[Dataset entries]
Segment Open

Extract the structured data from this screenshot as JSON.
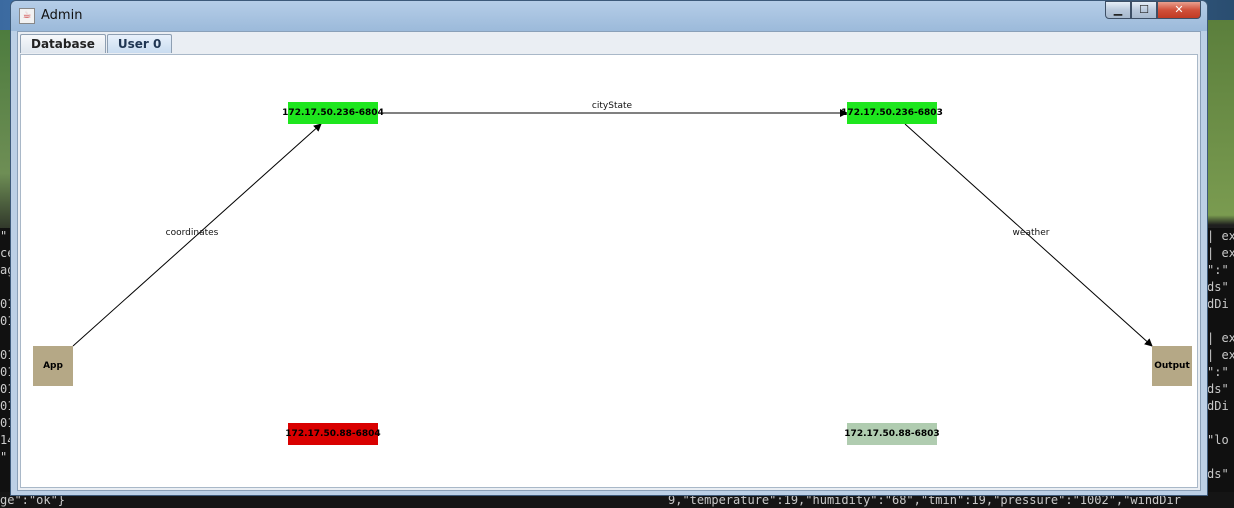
{
  "window": {
    "title": "Admin"
  },
  "tabs": [
    {
      "label": "Database",
      "active": false
    },
    {
      "label": "User 0",
      "active": true
    }
  ],
  "graph": {
    "nodes": {
      "app": {
        "label": "App",
        "color": "#b5a886"
      },
      "output": {
        "label": "Output",
        "color": "#b5a886"
      },
      "n6804_active": {
        "label": "172.17.50.236-6804",
        "color": "#1ee61e"
      },
      "n6803_active": {
        "label": "172.17.50.236-6803",
        "color": "#1ee61e"
      },
      "n6804_down": {
        "label": "172.17.50.88-6804",
        "color": "#d90000"
      },
      "n6803_idle": {
        "label": "172.17.50.88-6803",
        "color": "#b0ccb0"
      }
    },
    "edges": [
      {
        "from": "app",
        "to": "n6804_active",
        "label": "coordinates"
      },
      {
        "from": "n6804_active",
        "to": "n6803_active",
        "label": "cityState"
      },
      {
        "from": "n6803_active",
        "to": "output",
        "label": "weather"
      }
    ]
  },
  "background_terminal": {
    "right_lines": [
      "| ex",
      "| ex",
      "\":\"",
      "ds\"",
      "dDi",
      "",
      "| ex",
      "| ex",
      "\":\"",
      "ds\"",
      "dDi",
      "",
      "\"lo",
      "",
      "ds\""
    ],
    "left_lines": [
      "\"",
      "ce",
      "ag",
      "",
      "01",
      "01",
      "",
      "01",
      "01",
      "01",
      "01",
      "01",
      "14",
      "\""
    ],
    "bottom_left": "ge\":\"ok\"}",
    "bottom_right": "9,\"temperature\":19,\"humidity\":\"68\",\"tmin\":19,\"pressure\":\"1002\",\"windDir"
  }
}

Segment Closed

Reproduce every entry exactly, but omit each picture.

TASK RESPONSE:
Extract the structured data from this screenshot as JSON.
{
  "window": {
    "title": "Admin"
  },
  "tabs": [
    {
      "label": "Database",
      "active": false
    },
    {
      "label": "User 0",
      "active": true
    }
  ],
  "graph": {
    "nodes": {
      "app": {
        "label": "App",
        "color": "#b5a886"
      },
      "output": {
        "label": "Output",
        "color": "#b5a886"
      },
      "n6804_active": {
        "label": "172.17.50.236-6804",
        "color": "#1ee61e"
      },
      "n6803_active": {
        "label": "172.17.50.236-6803",
        "color": "#1ee61e"
      },
      "n6804_down": {
        "label": "172.17.50.88-6804",
        "color": "#d90000"
      },
      "n6803_idle": {
        "label": "172.17.50.88-6803",
        "color": "#b0ccb0"
      }
    },
    "edges": [
      {
        "from": "app",
        "to": "n6804_active",
        "label": "coordinates"
      },
      {
        "from": "n6804_active",
        "to": "n6803_active",
        "label": "cityState"
      },
      {
        "from": "n6803_active",
        "to": "output",
        "label": "weather"
      }
    ]
  },
  "background_terminal": {
    "right_lines": [
      "| ex",
      "| ex",
      "\":\"",
      "ds\"",
      "dDi",
      "",
      "| ex",
      "| ex",
      "\":\"",
      "ds\"",
      "dDi",
      "",
      "\"lo",
      "",
      "ds\""
    ],
    "left_lines": [
      "\"",
      "ce",
      "ag",
      "",
      "01",
      "01",
      "",
      "01",
      "01",
      "01",
      "01",
      "01",
      "14",
      "\""
    ],
    "bottom_left": "ge\":\"ok\"}",
    "bottom_right": "9,\"temperature\":19,\"humidity\":\"68\",\"tmin\":19,\"pressure\":\"1002\",\"windDir"
  }
}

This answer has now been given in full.